Attractions are inexpensive in Ipoh. I wonder how many Penangites would call our attractions affordable.
I visited Kek Look Tong Cave Temple in Gunung Rapat, at the southern end of town. To my surprise, entry is free with ample parking lots, also free
Massive stalagnates (on right) formed when stalagmites from the ground and stalactites from the ceiling meet, abound at the Kek Look Tong Cave Temple in Gunung Rapat, Ipoh.
Inside the cave, it’s a natural wonder of ancient stalagmites and stalactites, with awesome golden statues of rarely seen Chinese deities.
At lunch in one of Ipoh’s bean sprout chicken restaurants, I spoke with a local tour guide who had a group of 20 Japanese tourists.
“Ipoh used to be a dead town. People only came here to work, or else we would just drive past it on the highway.
“But look at the heritage enclave now. Many Asian tourists have been to Penang and now they want Ipoh,” he said.
I would say Penang food still leads, but not by much more. Seafood here is no longer cheap.
While I find Ipoh offers fewer varieties of flavours, food elsewhere in Perak, such as in Tapah and Tanjong Tualang, are far cheaper than in Penang, and these places are only about 30 minutes’ drive from Ipoh city.
Penang needs to look for alternatives to continue attracting visitors.
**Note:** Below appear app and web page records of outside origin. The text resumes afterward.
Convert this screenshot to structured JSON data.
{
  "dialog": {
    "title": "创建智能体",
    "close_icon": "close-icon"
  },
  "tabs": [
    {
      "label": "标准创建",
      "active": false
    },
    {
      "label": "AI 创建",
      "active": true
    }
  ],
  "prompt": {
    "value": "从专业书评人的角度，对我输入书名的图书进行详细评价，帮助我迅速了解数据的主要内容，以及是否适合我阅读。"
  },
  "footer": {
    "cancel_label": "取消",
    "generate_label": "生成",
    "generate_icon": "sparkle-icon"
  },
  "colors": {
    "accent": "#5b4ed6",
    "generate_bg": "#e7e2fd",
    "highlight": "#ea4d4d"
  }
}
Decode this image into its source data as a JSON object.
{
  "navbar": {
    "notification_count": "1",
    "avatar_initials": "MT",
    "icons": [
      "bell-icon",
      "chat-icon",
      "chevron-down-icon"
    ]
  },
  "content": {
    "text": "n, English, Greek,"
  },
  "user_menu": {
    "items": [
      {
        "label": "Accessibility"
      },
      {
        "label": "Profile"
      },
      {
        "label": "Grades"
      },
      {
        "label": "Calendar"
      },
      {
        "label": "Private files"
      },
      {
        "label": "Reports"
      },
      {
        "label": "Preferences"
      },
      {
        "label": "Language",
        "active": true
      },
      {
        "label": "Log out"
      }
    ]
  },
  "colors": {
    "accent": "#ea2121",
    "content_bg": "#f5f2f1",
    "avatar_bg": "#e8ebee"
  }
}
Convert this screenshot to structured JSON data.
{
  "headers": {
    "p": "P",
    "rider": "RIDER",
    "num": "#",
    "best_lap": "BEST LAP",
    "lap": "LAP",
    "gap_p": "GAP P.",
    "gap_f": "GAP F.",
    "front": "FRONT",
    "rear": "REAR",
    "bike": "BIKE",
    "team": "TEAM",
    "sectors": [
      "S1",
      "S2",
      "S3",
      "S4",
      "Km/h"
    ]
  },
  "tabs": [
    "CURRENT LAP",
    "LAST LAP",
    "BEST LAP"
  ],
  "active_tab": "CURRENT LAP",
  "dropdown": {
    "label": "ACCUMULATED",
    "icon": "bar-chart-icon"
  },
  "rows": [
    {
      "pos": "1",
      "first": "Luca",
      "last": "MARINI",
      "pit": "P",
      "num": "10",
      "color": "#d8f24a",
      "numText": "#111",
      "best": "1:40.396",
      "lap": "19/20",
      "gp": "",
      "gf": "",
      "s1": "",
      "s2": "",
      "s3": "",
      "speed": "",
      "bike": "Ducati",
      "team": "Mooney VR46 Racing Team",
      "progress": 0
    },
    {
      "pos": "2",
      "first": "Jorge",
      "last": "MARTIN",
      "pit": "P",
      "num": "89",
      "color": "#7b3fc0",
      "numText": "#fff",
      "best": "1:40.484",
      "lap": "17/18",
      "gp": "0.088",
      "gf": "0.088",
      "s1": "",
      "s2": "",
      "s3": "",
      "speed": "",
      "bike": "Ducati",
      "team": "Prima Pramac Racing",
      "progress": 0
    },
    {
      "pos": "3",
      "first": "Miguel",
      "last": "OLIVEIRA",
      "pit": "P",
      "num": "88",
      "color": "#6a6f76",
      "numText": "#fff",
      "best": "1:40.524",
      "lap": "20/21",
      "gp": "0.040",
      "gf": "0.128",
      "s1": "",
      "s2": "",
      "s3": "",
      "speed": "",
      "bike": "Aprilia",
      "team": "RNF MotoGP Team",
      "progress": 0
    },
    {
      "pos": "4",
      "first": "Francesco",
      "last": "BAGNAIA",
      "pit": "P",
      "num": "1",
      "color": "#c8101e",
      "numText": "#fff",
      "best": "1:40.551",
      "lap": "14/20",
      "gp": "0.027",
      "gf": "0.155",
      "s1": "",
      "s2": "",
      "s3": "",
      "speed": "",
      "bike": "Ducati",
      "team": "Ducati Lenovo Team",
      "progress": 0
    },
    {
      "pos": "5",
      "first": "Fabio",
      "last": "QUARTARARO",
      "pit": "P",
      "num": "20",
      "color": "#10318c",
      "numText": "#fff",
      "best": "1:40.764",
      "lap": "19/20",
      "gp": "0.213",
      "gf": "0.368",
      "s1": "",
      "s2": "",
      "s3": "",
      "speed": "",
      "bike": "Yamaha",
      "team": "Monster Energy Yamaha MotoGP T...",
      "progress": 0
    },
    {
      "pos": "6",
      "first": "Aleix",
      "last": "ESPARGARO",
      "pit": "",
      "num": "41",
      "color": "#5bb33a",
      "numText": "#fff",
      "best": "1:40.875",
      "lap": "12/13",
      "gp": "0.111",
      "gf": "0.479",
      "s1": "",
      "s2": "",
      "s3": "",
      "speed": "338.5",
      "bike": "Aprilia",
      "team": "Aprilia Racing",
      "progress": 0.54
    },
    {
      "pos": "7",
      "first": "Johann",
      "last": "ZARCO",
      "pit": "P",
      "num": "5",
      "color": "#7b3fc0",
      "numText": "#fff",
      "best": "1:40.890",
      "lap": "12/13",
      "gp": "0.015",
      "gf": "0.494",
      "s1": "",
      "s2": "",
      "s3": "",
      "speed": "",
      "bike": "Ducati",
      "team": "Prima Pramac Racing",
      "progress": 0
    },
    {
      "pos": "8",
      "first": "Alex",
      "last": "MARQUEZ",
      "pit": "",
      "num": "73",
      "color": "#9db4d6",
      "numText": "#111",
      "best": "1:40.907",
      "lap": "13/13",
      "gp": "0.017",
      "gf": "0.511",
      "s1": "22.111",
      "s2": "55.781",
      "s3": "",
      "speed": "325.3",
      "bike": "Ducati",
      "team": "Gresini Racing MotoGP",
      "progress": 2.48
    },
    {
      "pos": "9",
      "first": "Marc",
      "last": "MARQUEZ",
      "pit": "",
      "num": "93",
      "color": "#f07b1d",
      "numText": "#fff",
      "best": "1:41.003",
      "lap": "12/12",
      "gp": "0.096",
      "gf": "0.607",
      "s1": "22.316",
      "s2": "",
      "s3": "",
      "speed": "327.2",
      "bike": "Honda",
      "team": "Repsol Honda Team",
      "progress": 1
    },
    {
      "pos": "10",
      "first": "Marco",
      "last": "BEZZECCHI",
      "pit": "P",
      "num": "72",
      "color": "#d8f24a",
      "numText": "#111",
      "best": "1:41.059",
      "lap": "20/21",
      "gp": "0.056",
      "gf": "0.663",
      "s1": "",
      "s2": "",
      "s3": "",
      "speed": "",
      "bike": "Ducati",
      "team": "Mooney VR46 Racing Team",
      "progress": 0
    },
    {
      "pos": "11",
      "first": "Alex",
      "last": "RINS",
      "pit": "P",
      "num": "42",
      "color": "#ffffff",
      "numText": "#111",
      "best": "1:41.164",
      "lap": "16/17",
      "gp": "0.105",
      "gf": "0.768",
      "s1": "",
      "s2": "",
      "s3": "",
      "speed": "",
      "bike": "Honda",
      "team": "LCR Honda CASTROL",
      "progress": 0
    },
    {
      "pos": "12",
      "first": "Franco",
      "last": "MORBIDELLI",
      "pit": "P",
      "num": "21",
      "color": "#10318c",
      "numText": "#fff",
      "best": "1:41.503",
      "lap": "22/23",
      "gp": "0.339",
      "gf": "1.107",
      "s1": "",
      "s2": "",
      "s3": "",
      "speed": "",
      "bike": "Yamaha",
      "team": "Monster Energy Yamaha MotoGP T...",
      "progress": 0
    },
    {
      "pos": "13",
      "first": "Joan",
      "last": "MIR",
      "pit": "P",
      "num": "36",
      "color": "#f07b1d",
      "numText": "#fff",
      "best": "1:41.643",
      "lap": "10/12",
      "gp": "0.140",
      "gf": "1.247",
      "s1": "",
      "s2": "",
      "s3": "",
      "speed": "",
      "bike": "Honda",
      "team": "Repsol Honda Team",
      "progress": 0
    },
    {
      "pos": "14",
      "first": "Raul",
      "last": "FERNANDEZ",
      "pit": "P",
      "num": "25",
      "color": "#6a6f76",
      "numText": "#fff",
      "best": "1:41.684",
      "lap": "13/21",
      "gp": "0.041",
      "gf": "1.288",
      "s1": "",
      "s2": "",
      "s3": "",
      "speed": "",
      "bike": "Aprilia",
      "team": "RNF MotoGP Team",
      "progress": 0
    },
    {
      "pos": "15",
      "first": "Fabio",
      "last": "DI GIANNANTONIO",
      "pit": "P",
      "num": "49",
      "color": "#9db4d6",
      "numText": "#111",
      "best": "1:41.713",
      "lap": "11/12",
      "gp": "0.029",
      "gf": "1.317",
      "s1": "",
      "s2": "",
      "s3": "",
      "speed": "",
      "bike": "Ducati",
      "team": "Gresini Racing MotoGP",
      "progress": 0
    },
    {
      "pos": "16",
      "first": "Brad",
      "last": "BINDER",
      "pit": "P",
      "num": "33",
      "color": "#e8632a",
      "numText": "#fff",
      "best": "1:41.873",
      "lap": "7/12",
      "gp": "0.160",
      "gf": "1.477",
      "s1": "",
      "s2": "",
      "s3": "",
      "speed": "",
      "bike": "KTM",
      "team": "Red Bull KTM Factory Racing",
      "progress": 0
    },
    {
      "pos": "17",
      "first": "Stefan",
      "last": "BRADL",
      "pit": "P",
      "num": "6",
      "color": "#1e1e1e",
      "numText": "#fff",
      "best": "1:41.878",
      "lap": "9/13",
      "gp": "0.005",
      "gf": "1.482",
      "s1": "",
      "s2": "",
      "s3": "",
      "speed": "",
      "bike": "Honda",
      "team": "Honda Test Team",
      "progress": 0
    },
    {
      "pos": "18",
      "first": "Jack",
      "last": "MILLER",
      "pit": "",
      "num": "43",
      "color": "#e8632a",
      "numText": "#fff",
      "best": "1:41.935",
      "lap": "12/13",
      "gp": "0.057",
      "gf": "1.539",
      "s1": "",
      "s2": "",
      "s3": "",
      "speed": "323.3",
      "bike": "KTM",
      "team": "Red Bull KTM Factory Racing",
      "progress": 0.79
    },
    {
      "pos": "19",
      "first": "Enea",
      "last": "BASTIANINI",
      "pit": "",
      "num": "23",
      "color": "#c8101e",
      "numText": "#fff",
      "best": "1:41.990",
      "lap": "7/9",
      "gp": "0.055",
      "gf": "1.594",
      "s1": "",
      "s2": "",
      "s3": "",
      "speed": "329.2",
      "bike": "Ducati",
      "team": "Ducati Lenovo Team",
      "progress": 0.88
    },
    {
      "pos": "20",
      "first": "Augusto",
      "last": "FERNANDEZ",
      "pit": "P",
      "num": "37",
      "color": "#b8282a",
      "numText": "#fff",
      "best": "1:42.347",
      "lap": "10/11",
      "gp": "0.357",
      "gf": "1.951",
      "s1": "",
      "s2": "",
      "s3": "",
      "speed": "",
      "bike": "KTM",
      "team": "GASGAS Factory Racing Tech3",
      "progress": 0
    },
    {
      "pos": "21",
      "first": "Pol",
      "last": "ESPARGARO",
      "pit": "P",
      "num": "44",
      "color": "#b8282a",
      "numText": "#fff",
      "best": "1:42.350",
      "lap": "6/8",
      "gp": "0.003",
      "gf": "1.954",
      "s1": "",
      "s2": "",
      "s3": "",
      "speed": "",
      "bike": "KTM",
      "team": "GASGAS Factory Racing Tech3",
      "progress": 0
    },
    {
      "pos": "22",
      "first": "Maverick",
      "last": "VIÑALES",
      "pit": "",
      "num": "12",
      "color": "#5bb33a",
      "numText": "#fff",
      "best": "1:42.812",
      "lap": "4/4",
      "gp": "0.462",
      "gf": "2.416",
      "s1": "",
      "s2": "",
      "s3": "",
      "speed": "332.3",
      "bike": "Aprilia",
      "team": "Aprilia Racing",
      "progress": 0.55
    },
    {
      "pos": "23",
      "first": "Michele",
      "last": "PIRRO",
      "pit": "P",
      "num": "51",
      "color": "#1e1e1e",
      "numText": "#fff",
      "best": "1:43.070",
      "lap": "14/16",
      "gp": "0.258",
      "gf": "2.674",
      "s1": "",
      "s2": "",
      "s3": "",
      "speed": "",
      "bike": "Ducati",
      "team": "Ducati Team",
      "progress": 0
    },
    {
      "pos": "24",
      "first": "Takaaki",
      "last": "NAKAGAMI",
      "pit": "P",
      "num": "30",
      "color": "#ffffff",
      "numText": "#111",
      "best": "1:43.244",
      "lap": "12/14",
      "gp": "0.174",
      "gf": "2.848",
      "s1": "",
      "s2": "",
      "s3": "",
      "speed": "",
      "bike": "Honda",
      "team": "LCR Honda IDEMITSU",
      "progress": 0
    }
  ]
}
As a mainland boy, driving 90 minutes to Ipoh is almost the same as inching into jam-packed George Town, so why not? It’s the nature and local food that we seek on vacations.